The View from Behind the Curtain at Lincoln Center
This all-new 2012 program really puts my stamina to the test. Every year, the dances are pushed up to another level: the moves are harder, more coordination is required, techniques need more time to master... This year’s program again surpassed last year’s, and I’m thrilled to be presenting it each night we perform.
January 15 marked our last of five shows at Lincoln Center’s David H. Koch Theater. Last June, I had the opportunity to be a part of Shen Yun’s special performances at Lincoln, when we presented New Yorkers with classics from previous seasons. And so it was exciting to step onto the world’s leading performing arts stage again.

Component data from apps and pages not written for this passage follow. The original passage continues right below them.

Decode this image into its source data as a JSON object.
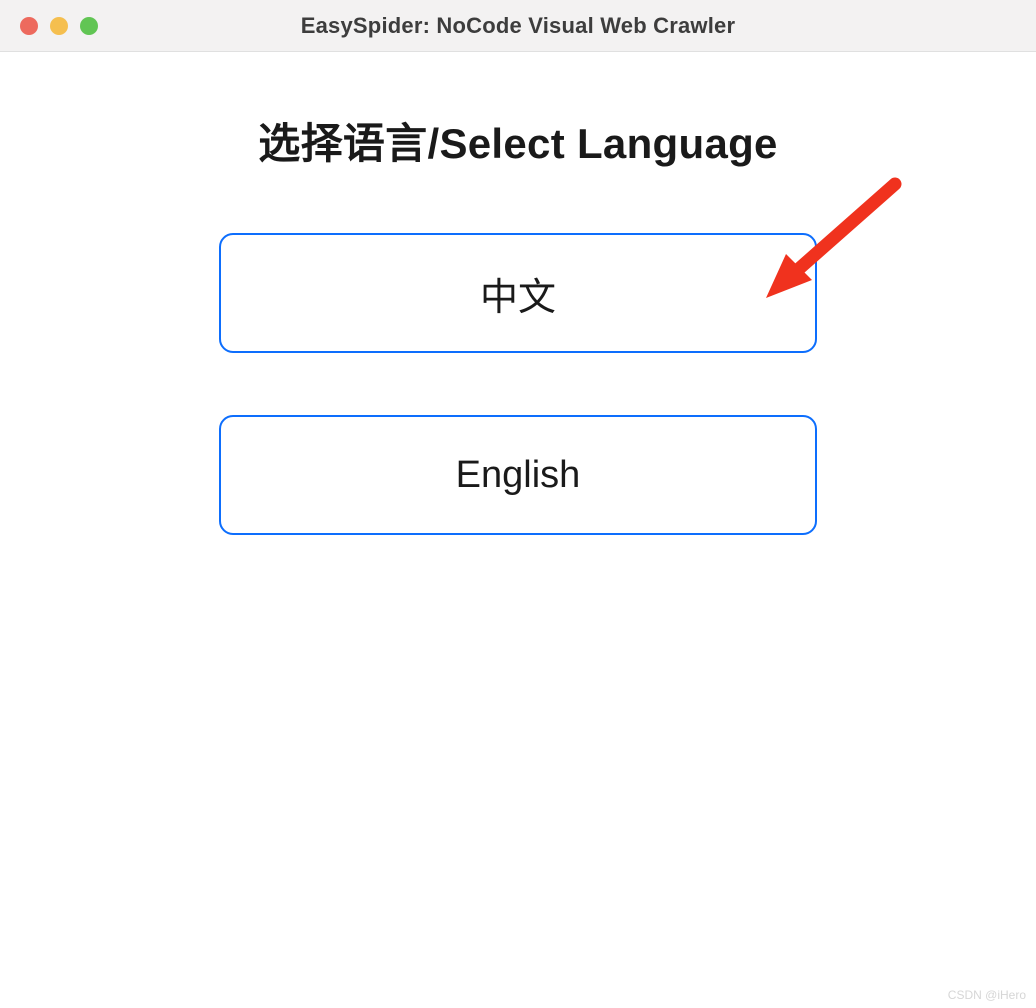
{
  "window": {
    "title": "EasySpider: NoCode Visual Web Crawler"
  },
  "main": {
    "heading": "选择语言/Select Language",
    "buttons": [
      {
        "label": "中文"
      },
      {
        "label": "English"
      }
    ]
  },
  "watermark": "CSDN @iHero",
  "colors": {
    "button_border": "#0d6efd",
    "arrow": "#f0321e"
  }
}
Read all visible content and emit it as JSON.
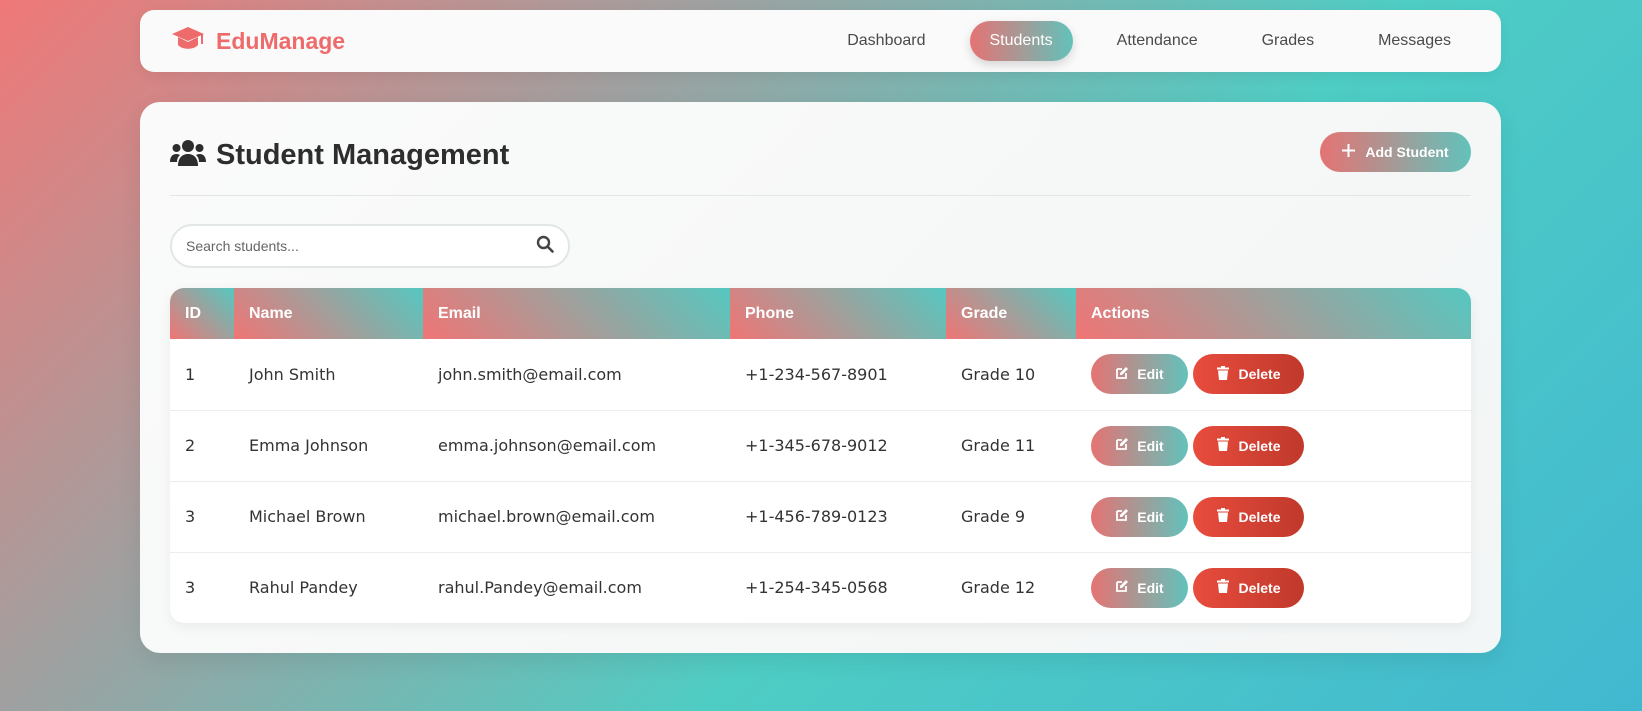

I remember the feeling before the first of our Lincoln shows. My heart was pounding heavily, and my brain was scurrying as I quickly reviewed the moves for the opening dance one last time. The dry ice was set, everyone and everything was in position, and all that was left was for our stage manager to call: “house curtain—go!” and our first show was underway.
I was eager for the show to start, eager to show everyone out there a performance of true traditional Chinese culture. Sometimes, as soon as the curtain goes up, I can hear “wow’s” from the people in the first few rows. This is only the beginning, I think. There will be a lot more “wow’s” later on for sure!
Outside, the nights were cold with a harsh wind. But the not-so-friendly weather didn’t stop people from coming to our shows and filling Lincoln Center with sold-out crowds night after night.
We performers often like to read reviews of the shows, to get a sense of the show from the audience’s perspective. I read a review on The Epoch Times about an audience member who spent an hour waiting in the bitter cold for a ticket. Stories like that really touched me—the things audience members sometimes do to watch our show really bring tears to my eyes.
Many people from mainland China visit the U.S, and because they cannot see Shen Yun in China, they often take this opportunity to come see us perform. Shen Yun presents pure, authentic Chinese culture, which has been destroyed in China over the past 60 years under the Chinese Communist Party. So you can’t see a performance like this in China today.
Most of the time, these people are at a loss for words when asked to describe their feelings about the show. The renaissance of Chinese culture has struck them deeply.
Actually it’s not just them; as a performer I feel the same way, too. Being a part of Shen Yun has made me realize how significant my culture is to me.
During our time at Lincoln, at the end of the night after a show, when the curtain comes down, as we take our final bows, I feel as if all the hard work, all the sweat, all the fatigue—it’s worth it. As I wave to the audience, seeing their smiles and hearing their cheers, I’m happy that they enjoyed our show. It really is a great feeling to end the day with.
We will be returning for shows at Lincoln Center in April, and I’m looking forward to it.
February 6, 2012